The slowdown has led to about one-third of planned multiresidential developments in Toronto being delayed or cancelled, according to Tal.
“That means that two years from now, when the fog clears and people are ready to buy and the crisis is over, the supply will not be there.”
That will push purchase prices even higher and further increase the demand for rental housing. Tal noted countries where renting is more prevalent have a higher supply of housing.
With rents rising sharply, Tal said he’s bullish on both the rental market and residential real estate investment trusts.
Raising interest rates to fight inflation
The Bank of Canada believes interest rates will need to rise further to help it achieve its goal of reducing the inflation rate to a manageable two per cent from the current 7.6 per cent.
“At the end of the day, this is not about inflation,” said Tal. “At the end of the day, this is about the cost of bringing inflation back to the normal rate of two per cent.”
The Bank of Canada established a reputation as an inflation fighter and prefers a recession over inflation, even if it means increased unemployment.
However, Tal thinks pushing the policy interest rate beyond 3.5 per cent would be a mistake as Canada’s economic fundamentals remain strong.

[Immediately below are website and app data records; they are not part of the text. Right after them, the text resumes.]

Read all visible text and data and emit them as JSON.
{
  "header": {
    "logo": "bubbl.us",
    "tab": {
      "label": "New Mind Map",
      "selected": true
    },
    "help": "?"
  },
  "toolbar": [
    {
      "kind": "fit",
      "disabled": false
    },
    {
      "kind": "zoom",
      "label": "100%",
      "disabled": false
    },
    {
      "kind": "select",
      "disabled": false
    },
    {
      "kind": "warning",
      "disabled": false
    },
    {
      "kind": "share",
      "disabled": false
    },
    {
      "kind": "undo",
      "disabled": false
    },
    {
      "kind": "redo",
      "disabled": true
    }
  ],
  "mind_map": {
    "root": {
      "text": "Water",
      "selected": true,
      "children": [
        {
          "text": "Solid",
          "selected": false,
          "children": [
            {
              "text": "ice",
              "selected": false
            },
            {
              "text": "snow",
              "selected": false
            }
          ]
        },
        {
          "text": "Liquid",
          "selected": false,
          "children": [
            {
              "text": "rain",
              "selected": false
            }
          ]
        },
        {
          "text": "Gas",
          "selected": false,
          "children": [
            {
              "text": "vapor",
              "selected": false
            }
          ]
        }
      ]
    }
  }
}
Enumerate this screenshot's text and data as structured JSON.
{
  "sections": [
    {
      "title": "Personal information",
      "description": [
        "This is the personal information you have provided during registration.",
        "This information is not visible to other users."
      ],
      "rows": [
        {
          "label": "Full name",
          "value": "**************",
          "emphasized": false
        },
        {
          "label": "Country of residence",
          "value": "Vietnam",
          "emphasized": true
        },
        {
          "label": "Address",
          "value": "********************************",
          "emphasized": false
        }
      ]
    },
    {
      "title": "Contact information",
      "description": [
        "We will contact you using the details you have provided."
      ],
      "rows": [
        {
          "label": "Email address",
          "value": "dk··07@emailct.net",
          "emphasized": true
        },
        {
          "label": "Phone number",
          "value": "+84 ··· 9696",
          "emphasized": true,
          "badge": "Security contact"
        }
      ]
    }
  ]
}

Inflation escalation is happening globally and Tal said Canada sits around the middle of the pack compared to other countries.
“Sixty per cent of inflation is coming from outside the country,” said Tal, citing supply-chain snarls that have been impacted by COVID-19, an increase in demand for goods and the war in Ukraine among other factors.
Canada achieved higher real gross domestic product (GDP) growth than the United States in the first half of the year because the American economy opened earlier during the pandemic and spending south of the border increased at that time, but Canada had negative GDP growth in July.
Real GDP growth has run well below employment recently and Tal said productivity needs to increase to provide protection from inflation.
Economies are now dealing with de-globalization and higher labour costs, which are putting profit margins under further pressure.
Tal said corporations have been sitting on large amounts of cash but are now being forced to invest in improving productivity.
Canada’s shifting job market
Young workers entering the job market are more educated and looking for higher wages than retirees who are, or will soon be, leaving lower-paying jobs, according to Tal.
Volatility in employment trends across sectors has remained well above pre-pandemic norms and there’s more movement from job to job and industry to industry than in the past.
Despite Canada having a record-low 4.9 per cent unemployment rate, employers are having trouble finding employees and those who left low-paying jobs during pandemic lockdowns aren’t coming back.
“COVID opened up the market,” said Tal, who also noted the increase in people working from home. “The market is more accepting, flexible and dynamic, especially for highly educated people.”